* **Activity**: If a line in the material below holds the string "used", tally it, then give the tally alone.

____

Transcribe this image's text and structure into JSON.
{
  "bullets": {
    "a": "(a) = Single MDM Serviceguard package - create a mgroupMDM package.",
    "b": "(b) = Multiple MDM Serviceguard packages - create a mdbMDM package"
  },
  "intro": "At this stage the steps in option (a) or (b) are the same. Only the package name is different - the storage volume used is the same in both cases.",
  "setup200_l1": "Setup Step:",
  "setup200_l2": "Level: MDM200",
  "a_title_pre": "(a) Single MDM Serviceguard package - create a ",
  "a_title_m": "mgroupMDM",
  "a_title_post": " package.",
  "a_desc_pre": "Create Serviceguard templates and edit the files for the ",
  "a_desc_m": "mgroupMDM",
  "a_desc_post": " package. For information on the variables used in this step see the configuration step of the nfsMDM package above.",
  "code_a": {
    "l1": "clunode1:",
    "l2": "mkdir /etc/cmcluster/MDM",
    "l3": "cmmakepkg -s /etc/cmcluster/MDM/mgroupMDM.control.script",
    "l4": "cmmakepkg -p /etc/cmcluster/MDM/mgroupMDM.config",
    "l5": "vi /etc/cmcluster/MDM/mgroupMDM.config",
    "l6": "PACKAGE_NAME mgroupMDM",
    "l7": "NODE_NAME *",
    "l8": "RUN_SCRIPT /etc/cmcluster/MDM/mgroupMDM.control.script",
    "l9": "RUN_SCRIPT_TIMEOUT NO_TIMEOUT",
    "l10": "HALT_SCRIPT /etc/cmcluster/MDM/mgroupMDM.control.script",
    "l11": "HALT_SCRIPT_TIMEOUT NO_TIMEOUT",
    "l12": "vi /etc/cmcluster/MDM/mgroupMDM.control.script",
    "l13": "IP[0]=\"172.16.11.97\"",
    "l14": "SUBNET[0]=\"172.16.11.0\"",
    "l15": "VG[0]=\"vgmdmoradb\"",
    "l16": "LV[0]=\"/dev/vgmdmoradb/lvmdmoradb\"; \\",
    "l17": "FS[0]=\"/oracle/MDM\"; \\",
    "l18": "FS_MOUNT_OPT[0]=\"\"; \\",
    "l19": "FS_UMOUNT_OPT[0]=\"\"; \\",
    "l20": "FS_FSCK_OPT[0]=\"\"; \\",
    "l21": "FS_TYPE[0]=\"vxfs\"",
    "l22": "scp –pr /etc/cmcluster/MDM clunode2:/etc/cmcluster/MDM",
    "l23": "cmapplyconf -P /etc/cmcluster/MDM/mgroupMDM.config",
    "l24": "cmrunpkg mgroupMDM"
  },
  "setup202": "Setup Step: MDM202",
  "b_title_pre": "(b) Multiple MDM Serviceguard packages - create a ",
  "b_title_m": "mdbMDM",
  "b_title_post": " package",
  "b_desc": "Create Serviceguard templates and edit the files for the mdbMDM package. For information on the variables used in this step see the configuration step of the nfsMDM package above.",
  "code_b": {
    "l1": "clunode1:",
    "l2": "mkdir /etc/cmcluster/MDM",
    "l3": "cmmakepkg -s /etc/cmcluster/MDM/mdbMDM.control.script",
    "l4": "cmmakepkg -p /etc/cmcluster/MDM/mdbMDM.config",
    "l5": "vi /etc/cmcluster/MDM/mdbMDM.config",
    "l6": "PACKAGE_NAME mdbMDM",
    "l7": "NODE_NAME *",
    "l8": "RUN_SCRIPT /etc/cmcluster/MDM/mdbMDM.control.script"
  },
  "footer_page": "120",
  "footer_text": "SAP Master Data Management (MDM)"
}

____

* **Worked solution**: 3